"I see that our farmers in many parts are in a crisis, not managing to eke out a decent living from their land. When I visited Vidarbha, the plight of the farmers there made a deep impact on me," he said.

'The agricultural crisis that is forcing them to take the desperate step of committing suicide, needs to be resolved. We need to think about how we can provide a decent livelihood to our farmers.'

"I am confident that in a few months, we will take concrete measures to help our farmers overcome the burden of crushing debt," the economy background Prime Minister asserted.

Reiterating his promise in his Independence Day address two years ago, of a new deal for rural India, he said while much had been done in this regard such as doubling of farm credit, much more remained to be accomplished.

"Importantly, we must ensure that more people get employment in manufacturing and services so that the disproportionate burden on agriculture in providing a livelihood to two-thirds of our population gets reduced."

The prime minister said the government was also reviving the cooperative banking system, and would pay special attention to horticulture, animal husbandry, cotton, sugarcane and other crops.

"We are trying to reach institutional credit to each and every farmer so that they are out of the clutches of moneylenders" he said.

"A National Fisheries Development Board has been set up to increase the livelihood of fishermen. Agricultural research is being improved and Krishi Vigyan Kendras will soon be functioning in every district of the country by the year end."

The above were the most optimistic economic prescriptions this economist turned politician Indian Prime Minister could offer.
Two years from that speech, the Indian Prime Minister, now faces a daily toll of debt ridden and suicidal farmers in rural India, with still no clue as to how to stop these suicides.
Despite his best intentions, he has failed, even as his Sensex Minister has his photograph taken with the top Indian industrialists, visiting foreign delegations, commerce and trade bodies, and his Cricket Minister celebrates the rise of Indian cricket.

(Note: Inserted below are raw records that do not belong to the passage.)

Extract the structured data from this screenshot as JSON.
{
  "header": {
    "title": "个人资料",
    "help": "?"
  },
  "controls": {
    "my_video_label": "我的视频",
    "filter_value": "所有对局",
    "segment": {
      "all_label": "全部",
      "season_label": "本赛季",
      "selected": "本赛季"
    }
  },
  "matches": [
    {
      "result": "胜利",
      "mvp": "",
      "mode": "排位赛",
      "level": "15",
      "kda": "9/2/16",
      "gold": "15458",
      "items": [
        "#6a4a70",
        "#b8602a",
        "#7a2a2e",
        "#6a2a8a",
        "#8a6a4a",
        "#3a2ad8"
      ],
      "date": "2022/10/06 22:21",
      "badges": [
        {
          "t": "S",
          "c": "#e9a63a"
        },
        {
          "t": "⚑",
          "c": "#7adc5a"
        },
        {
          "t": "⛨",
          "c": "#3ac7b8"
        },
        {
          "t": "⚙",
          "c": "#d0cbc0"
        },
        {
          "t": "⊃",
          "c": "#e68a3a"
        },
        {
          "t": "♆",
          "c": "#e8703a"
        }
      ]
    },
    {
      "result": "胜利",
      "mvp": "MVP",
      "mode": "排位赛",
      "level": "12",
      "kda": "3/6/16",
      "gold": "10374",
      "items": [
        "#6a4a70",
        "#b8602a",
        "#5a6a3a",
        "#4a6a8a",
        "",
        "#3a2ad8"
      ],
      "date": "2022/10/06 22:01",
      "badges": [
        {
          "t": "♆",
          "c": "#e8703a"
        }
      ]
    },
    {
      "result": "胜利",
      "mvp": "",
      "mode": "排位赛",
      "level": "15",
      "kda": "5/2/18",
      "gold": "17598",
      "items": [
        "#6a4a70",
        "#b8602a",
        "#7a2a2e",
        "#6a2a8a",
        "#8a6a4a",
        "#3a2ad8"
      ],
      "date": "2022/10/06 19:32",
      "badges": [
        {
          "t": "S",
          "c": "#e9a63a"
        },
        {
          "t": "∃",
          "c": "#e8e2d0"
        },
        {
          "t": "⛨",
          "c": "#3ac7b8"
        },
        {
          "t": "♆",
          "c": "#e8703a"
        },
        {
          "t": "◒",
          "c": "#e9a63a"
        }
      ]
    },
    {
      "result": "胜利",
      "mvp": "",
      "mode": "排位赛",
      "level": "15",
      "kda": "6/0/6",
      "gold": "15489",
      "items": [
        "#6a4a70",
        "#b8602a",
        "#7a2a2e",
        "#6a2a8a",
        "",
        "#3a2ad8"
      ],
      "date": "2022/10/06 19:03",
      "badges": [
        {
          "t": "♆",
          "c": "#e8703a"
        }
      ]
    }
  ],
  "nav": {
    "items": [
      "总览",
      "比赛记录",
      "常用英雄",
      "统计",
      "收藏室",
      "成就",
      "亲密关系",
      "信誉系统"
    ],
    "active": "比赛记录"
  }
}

Each year this budget has ensured that government books are balanced, Navratnas books are balanced, Industrialists books are balanced. Even while inflation is arrested, poverty alleviation measures are taken, and hypothetical small number of jobs are created in food retail, Call Centres and manufacturing urban centres.
But gaping holes are left in farmer books and the pages are removed from the accounts books of farmers.

Maybe the Indian Prime Minister is now planning to announce a Kisan Budget on 15 August 2007, where the Kisan Books of Incomes and Expenditure, will be balanced, and a new chapter of Indian independence, after six decades of one sided Sensex Budgets, will be opened for the prosperity of rural India. and this time there will be photos with farmers on pre Budget Day of 14 August 2007.